Title

The Effect of Principals' Leadership Style On Student Growth and Teacher Behavior In the Accountability Era

Date of Award

2006

Degree Type

Dissertation

Degree Name

Doctor of Philosophy (PhD)

Department

Educational Leadership and School Counseling

First Advisor

Wanda Maulding

Advisor Department

Educational Leadership and School Counseling

Abstract

What leadership behaviors should leaders exhibit to direct teachers to help meet the tremendous challenge of educating our youth? Does leadership really make a difference in schools? One seldom finds an effective school that does not have an effective principal (Kelly & Peterson, 2001). Bredeson (1996) notes that "there is ample evidence in the literature to indicate effective leadership can and does positively affect school and student outcomes" (p. 225). This study assessed teacher perception of leadership style and its effect on student growth. A sample of 149 teachers were the subjects for this study. The subjects were chosen from ten schools based on their accreditation level and status under the growth model of the Mississippi School Accountability System. Five schools are considered successful, exemplary, or superior performing and exceeded their growth based on the growth model. The other five schools are considered successful, exemplary, or superior performing but did not meet their growth under the growth model. Of the 149 teachers who responded to the survey 13% were males and 87% were females. The ethnicity of the participants were 6% Black and 94% White, no other ethnic group was reported. The participants mean age in the not met group was 42 ( SD = 10.4) and 38 ( SD = 10.1) for the exceeded group. The mean for years of experience for the not met group was 13 (SD = 10.0) and 11 ( SD = 8.1) for the exceeded group. The mean for number of years at current school was 9 (SD = 8.5) for the not met group and 7 (SD = 6.0) for the exceeded group.
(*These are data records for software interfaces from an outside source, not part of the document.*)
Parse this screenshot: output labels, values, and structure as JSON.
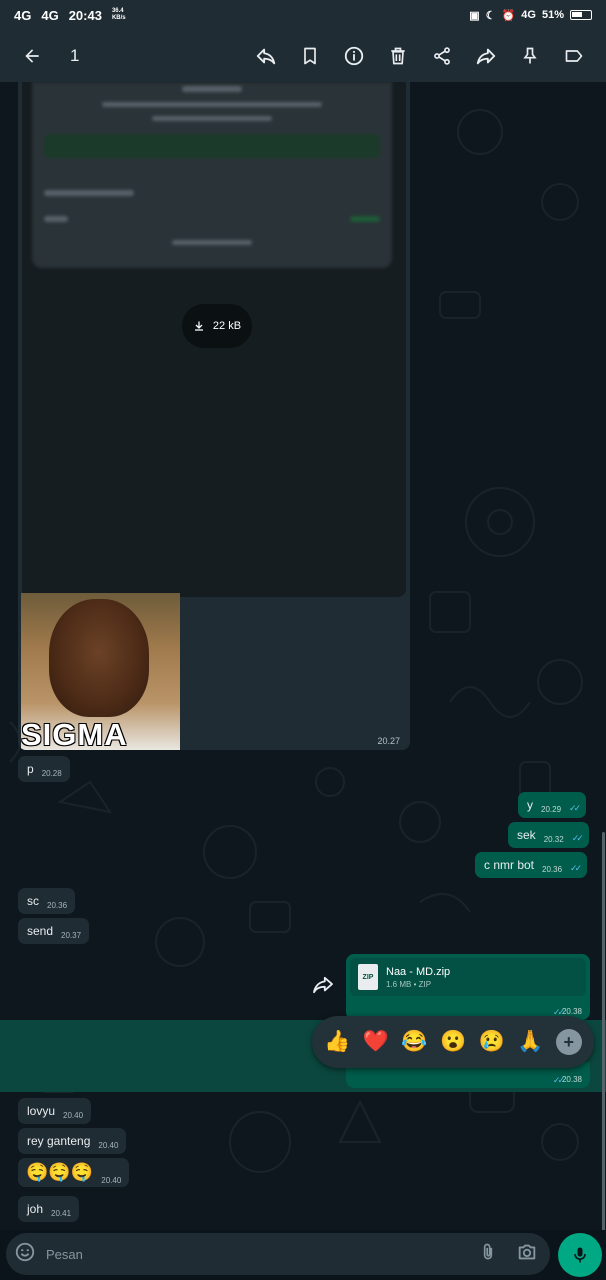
{
  "status_bar": {
    "network1": "4G",
    "network2": "4G",
    "time": "20:43",
    "speed": "36.4 KB/s",
    "signal": "4G",
    "battery": "51%"
  },
  "action_bar": {
    "selected_count": "1",
    "icons": [
      "back-arrow-icon",
      "reply-icon",
      "bookmark-icon",
      "info-icon",
      "delete-icon",
      "share-icon",
      "forward-icon",
      "pin-icon",
      "label-icon"
    ]
  },
  "image_message": {
    "download_size": "22 kB",
    "sticker_text": "SIGMA",
    "time": "20.27"
  },
  "messages": [
    {
      "dir": "in",
      "text": "p",
      "time": "20.28"
    },
    {
      "dir": "out",
      "text": "y",
      "time": "20.29"
    },
    {
      "dir": "out",
      "text": "sek",
      "time": "20.32"
    },
    {
      "dir": "out",
      "text": "c nmr bot",
      "time": "20.36"
    },
    {
      "dir": "in",
      "text": "sc",
      "time": "20.36"
    },
    {
      "dir": "in",
      "text": "send",
      "time": "20.37"
    },
    {
      "dir": "in",
      "text": "lovyu",
      "time": "20.40"
    },
    {
      "dir": "in",
      "text": "rey ganteng",
      "time": "20.40"
    },
    {
      "dir": "in",
      "text": "🤤🤤🤤",
      "time": "20.40"
    },
    {
      "dir": "in",
      "text": "joh",
      "time": "20.41"
    }
  ],
  "file_message": {
    "name": "Naa - MD.zip",
    "meta": "1.6 MB • ZIP",
    "icon_label": "ZIP",
    "time": "20.38"
  },
  "selected_message": {
    "time": "20.38"
  },
  "reactions": [
    "👍",
    "❤️",
    "😂",
    "😮",
    "😢",
    "🙏"
  ],
  "input": {
    "placeholder": "Pesan"
  },
  "colors": {
    "header": "#1f2c34",
    "outgoing_bubble": "#005c4b",
    "incoming_bubble": "#1f2c34",
    "accent": "#00a884",
    "read_ticks": "#53bdeb"
  }
}
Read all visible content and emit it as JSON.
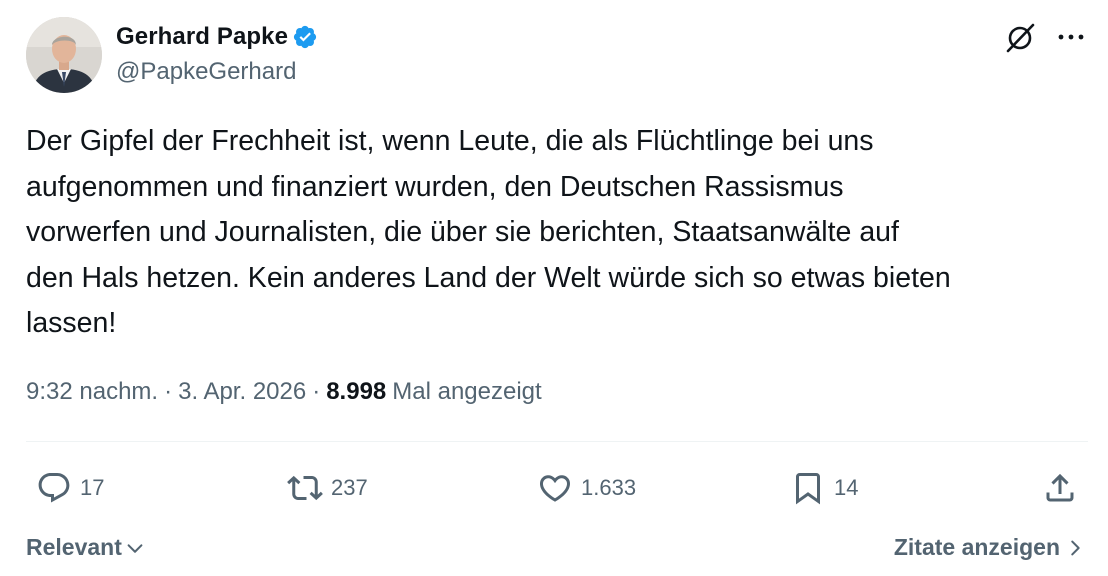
{
  "author": {
    "display_name": "Gerhard Papke",
    "handle": "@PapkeGerhard",
    "verified": true,
    "verified_color": "#1d9bf0"
  },
  "header_actions": {
    "grok_icon": "grok-slash-circle-icon",
    "more_icon": "ellipsis-icon"
  },
  "tweet": {
    "text": "Der Gipfel der Frechheit ist, wenn Leute, die als Flüchtlinge bei uns\naufgenommen und finanziert wurden, den Deutschen Rassismus\nvorwerfen und Journalisten, die über sie berichten, Staatsanwälte auf\nden Hals hetzen. Kein anderes Land der Welt würde sich so etwas bieten\nlassen!",
    "time": "9:32 nachm.",
    "separator": "·",
    "date": "3. Apr. 2026",
    "views_count": "8.998",
    "views_label": "Mal angezeigt"
  },
  "actions": {
    "replies": "17",
    "reposts": "237",
    "likes": "1.633",
    "bookmarks": "14"
  },
  "footer": {
    "sort_label": "Relevant",
    "quotes_label": "Zitate anzeigen"
  },
  "colors": {
    "text_primary": "#0f1419",
    "text_secondary": "#536471",
    "divider": "#eff3f4"
  }
}
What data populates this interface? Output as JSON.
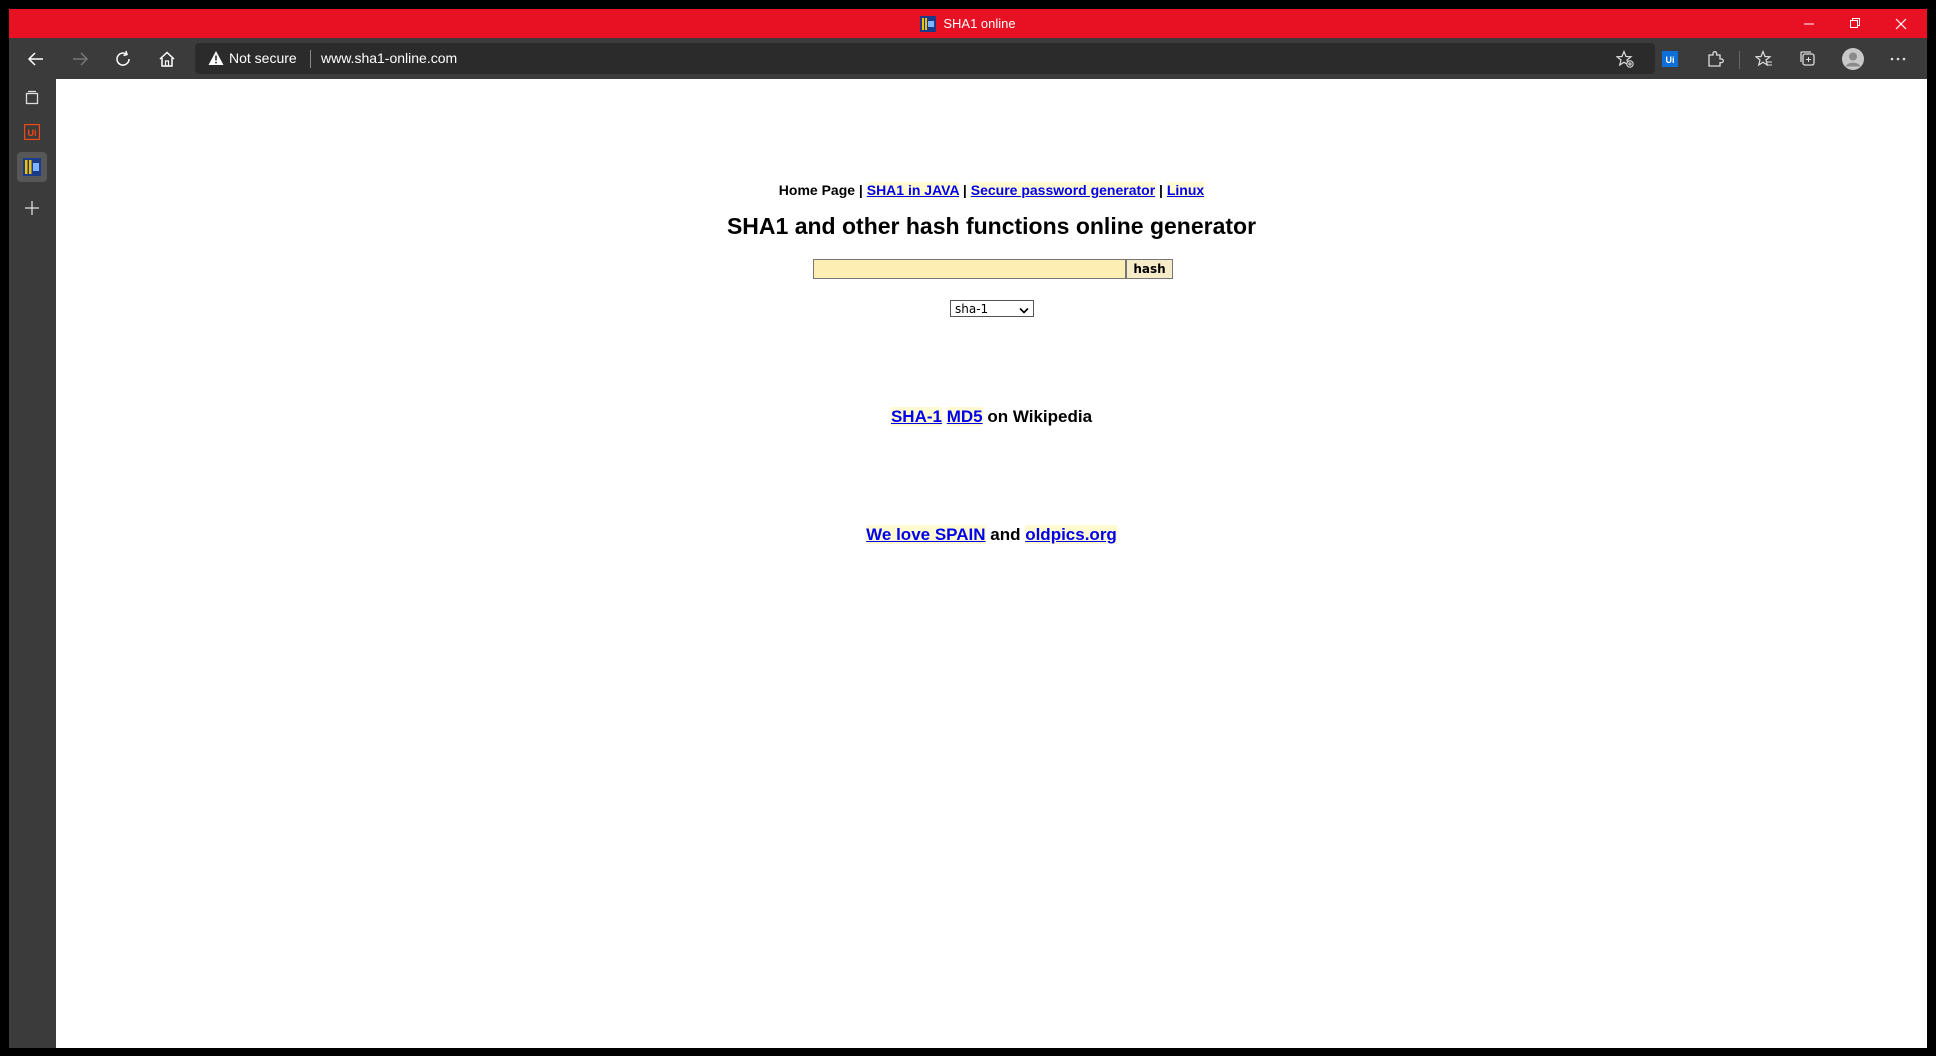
{
  "window": {
    "title": "SHA1 online",
    "accent_color": "#e81123",
    "controls": [
      "minimize-icon",
      "restore-icon",
      "close-icon"
    ]
  },
  "toolbar": {
    "security_label": "Not secure",
    "url": "www.sha1-online.com",
    "icons": [
      "back-icon",
      "forward-icon",
      "refresh-icon",
      "home-icon",
      "add-favorite-icon",
      "extension-ui-icon",
      "extensions-puzzle-icon",
      "favorites-icon",
      "collections-icon",
      "profile-icon",
      "more-icon"
    ]
  },
  "sidebar": {
    "icons": [
      "tab-actions-icon",
      "ui-app-icon",
      "sha1-tab-icon",
      "add-icon"
    ]
  },
  "page": {
    "nav": {
      "home": "Home Page",
      "sep": " | ",
      "link1": "SHA1 in JAVA",
      "link2": "Secure password generator",
      "link3": "Linux"
    },
    "heading": "SHA1 and other hash functions online generator",
    "input_value": "",
    "hash_button": "hash",
    "algorithm_selected": "sha-1",
    "wiki": {
      "link1": "SHA-1",
      "link2": "MD5",
      "suffix": " on Wikipedia"
    },
    "love": {
      "link1": "We love SPAIN",
      "middle": " and ",
      "link2": "oldpics.org"
    }
  }
}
Approximately 48%, of the participants have an A level teacher certification, 48% have an AA level teacher certification, while 4% carry an AAA level or higher. Also, 44% of the teachers teach a subject that is part of the Mississippi School Accountability System while 56% did not teach a class under the accountability system. Of the participants, 20% report that they had previously coached a school-sponsored sport while 80% had not coached a school-sponsored sport. A quantitative research using the Multi-Factor Leadership Questionnaire developed by Bernard Bass and Bruce Avolio (1997) was administered to participants in this study. This survey measures five dimensions of transformational leadership, three dimensions of transactional leadership, laissez-faire leadership, and three outcome factors. Data was observed using multiple analysis of variance (MANOVA) and independent-samples t-test. Three of the five hypotheses were accepted in this study. There were statistically different perceptions of transactional and laissez-faire leadership between teacher from schools who have exceeded their growth and teachers from schools who did not meet their growth under the Mississippi Schools Accountability System. The teachers from schools considered successful, exemplary and superior performing that have exceeded their growth report giving an extra effort as a result of leadership behaviors at a statistically significant different level than teachers from schools considered successful, exemplary, and superior performing that have not met their growth. There was not a significant difference in the teachers' report of job satisfaction as a result of leadership behavior between the groups.